E Developments at the Bodleian appear to be concentrated on adapting to the rise of the internet, either by ensuring that good quality research is freely available and that manuscripts and digital records continue to be digitally preserved. One may say that the concept of libraries is being reinvented. Information does not need to exist physically in order for there to be a need to organise, maintain, and preserve it. Libraries are no longer necessarily physical spaces, they can be virtual ones which are easily and freely accessible. And that certainly makes for an exciting future. Many thanks to Michael Popham; this post is based on his original and fascinating talk.
For More Information:
To see the Digital Bodleian for yourself: https://digital.bodleian.ox.ac.uk/
For more information on BEAM: https://www.bodleian.ox.ac.uk/beam
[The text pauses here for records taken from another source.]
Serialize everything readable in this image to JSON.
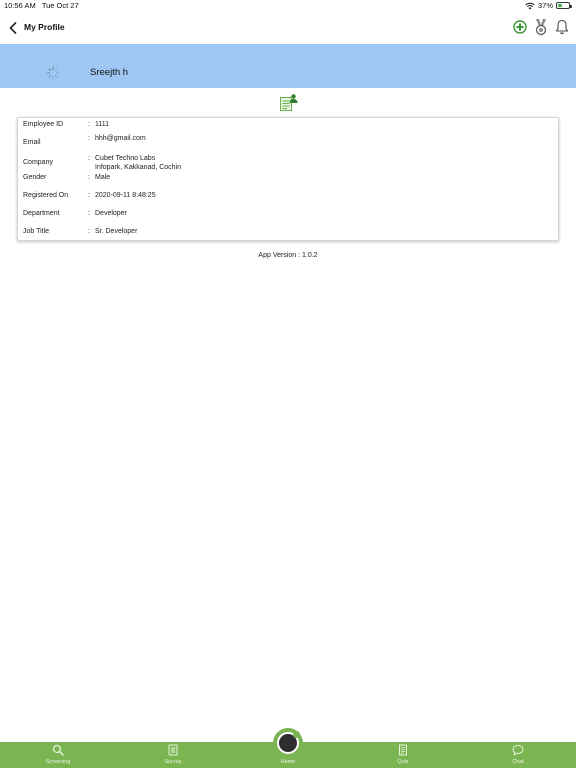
{
  "status_bar": {
    "time": "10:56 AM",
    "date": "Tue Oct 27",
    "battery_percent": "37%",
    "battery_level": 0.37,
    "wifi_icon": "wifi-icon"
  },
  "header": {
    "title": "My Profile",
    "back_icon": "chevron-left-icon",
    "actions": [
      "add-circle-icon",
      "medal-icon",
      "bell-icon"
    ],
    "accent_color": "#3a9a3a"
  },
  "profile": {
    "name": "Sreejth h",
    "banner_color": "#9fc7f4"
  },
  "details": {
    "rows": [
      {
        "label": "Employee ID",
        "value": "1111"
      },
      {
        "label": "Email",
        "value": "hhh@gmail.com"
      },
      {
        "label": "Company",
        "value": "Cubet Techno Labs\nInfopark, Kakkanad, Cochin"
      },
      {
        "label": "Gender",
        "value": "Male"
      },
      {
        "label": "Registered On",
        "value": "2020-09-11 8:48:25"
      },
      {
        "label": "Department",
        "value": "Developer"
      },
      {
        "label": "Job Title",
        "value": "Sr. Developer"
      }
    ],
    "separator": ":"
  },
  "app_version": "App Version : 1.0.2",
  "tab_bar": {
    "color": "#7ab552",
    "tabs": [
      {
        "label": "Screening",
        "icon": "search-icon"
      },
      {
        "label": "Survey",
        "icon": "survey-icon"
      },
      {
        "label": "Home",
        "icon": "home-icon"
      },
      {
        "label": "Quiz",
        "icon": "quiz-icon"
      },
      {
        "label": "Chat",
        "icon": "chat-icon"
      }
    ]
  }
}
Iceberg, Rita Willaert, https://www.flickr.com/photos/rietje/76566707/in/photolist-7LqBD-FR7C4F-4oN9jm-YMrydu-PPqJhB-ZjKcnp-nriVKy-24teKYF-2cspuq7-bzN6sW-Ewoi2-7ryN1h-9cr7Hf-utjEv7-HhMKU-j2UXkm-7M5qKc-SCgvfN-uCnjP-6FzvPG-8SjsBk-JcZy8S-6sgjc-Ews2ai-Vyzdyv-7C5VU3-CHq3N3-hTp4Dg-VuEuZB-dRuMzt-F4qkYF-EfrZaX-Nn2nXz-bJQusz-6r7MwV-Cd2ngQ-7XiHcy-D3fkcT-oe39w-53biiQ-5V5evP-7JqhZY-23SzkvZ-7jLyJG-gcucpK-4CgUBb-2hiaBzm-8qxaMx-6r7MMt-5PUh2p
Memory stick, Sh4rp-i, https://www.flickr.com/photos/85638163@N00/4193757695/in/photolist-7oA74a-6tUYAs-6tUYzy-6tUYyw-p8gg6K-8DvsW-4HNdv7-261BKnD-H43vF2-6hcXNN-4TxvvC-9hneDd-6hcXJj-mFWvM-9hneA3-9hj7yM-6DWkAB-mFWFM-E78fsZ-HRD28U-4KCZUd-6Fz4Qj-71ZiH9-8hQQ4w-7W6m5B-DmgcFC-ouDJ95-6m23DD-22fMfJp-5U19C6-22YwBXe-21cVaTX-24jSdC1-wBgEv-bjZCoo-oqisc3-3Wxph-5ZuNL2-mGG5Dn-pVxW13-4sTq9Z-dhm2pq-MnVMJS-dhm2UQ-dhm2C3-KPWTmF-7nzMe3-dhm1g8-BVCg6H-MnVMW5